9.Hymn written for the occasion by Harvey Rice.

(Tune: Old Hundred.) Arion Quartette and Audience.

Still pilgrims in a favored land,

Who long have lingered on the way,
How blest to meet and grasp the hand,

And crown with joy our festive day!

And tell of years whose scenes return,

Like shadows on our pathway cast;
And catch from living lips that burn

The fleeting memories of the past.

And while we trace from whence we sprung,

And early friendships fain renew,

Still let us dream that we are young,

And, though a dream, believe it true!

Nor days forget when first we heard

Life's battle-cry, and sought the field;

When lofty aims our bosoms stirred,

And faith had armed us with her shield.

'Twas courage, then, with youthful zeal,

That led us onward, flushed with pride; 'Tis years, now ripe, that make us feel

How swiftly glides life's ebbing tide!

Yet while we here prolong our stay,

We'll keep our pledge of love and truth;
And when we pass the darkened way,

Ascend and share immortal youth!

10.-Announcement of Members who have died within

the past year. By Rev. Thomas Corlett.


Within the past year the following members of our association have died: First, our very estimable Vice President, the Hon. Sherlock J. Andrews. Judge Andrews was born in Waterbury, New Haven county, Conn., November 17, 1801,

and moved to Cleveland in 1825.

He died at his residence in

this city on the 11th of February, 1880, full of years and

honors, and with but little abatement of the natural force of

his vigorous character.

The next member who has died is Judge Seth A. Abbey. He was born in Watertown, New York, in 1798, came to Cleve

land in 1830, and moved his family in 1831. He, too, died in this city March 15, in a good old age, respected and honored

of all who knew him.

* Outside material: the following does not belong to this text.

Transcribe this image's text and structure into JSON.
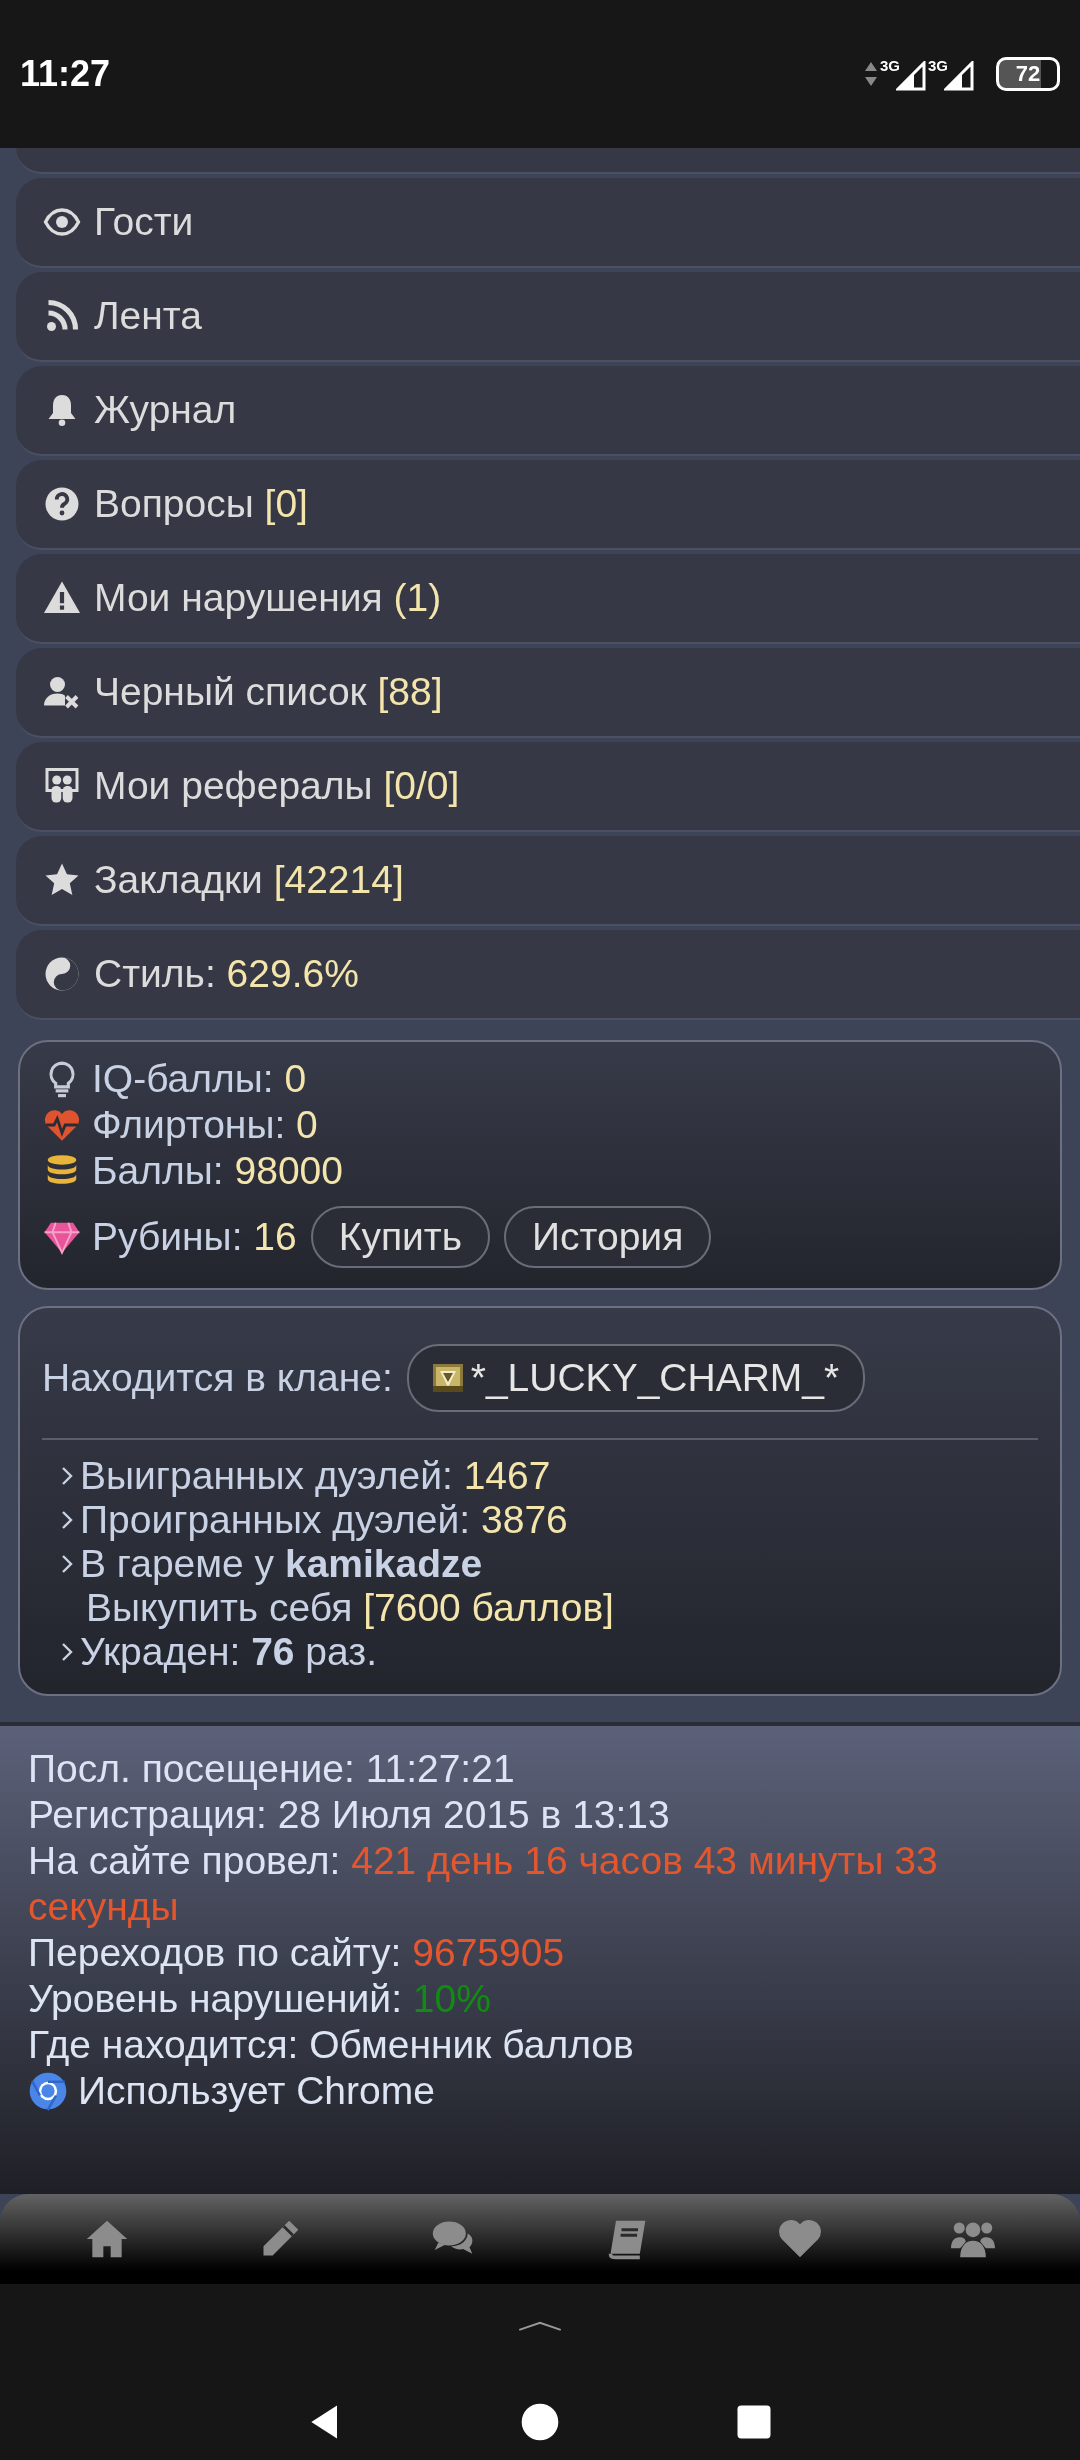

The third member of the Association who has died during the past year—and you will understand this society is only about six months old as yet—was Mrs. Elizabeth Spangler, who was born in the State of Maryland, 1790. She moved to

« PreviousContinue »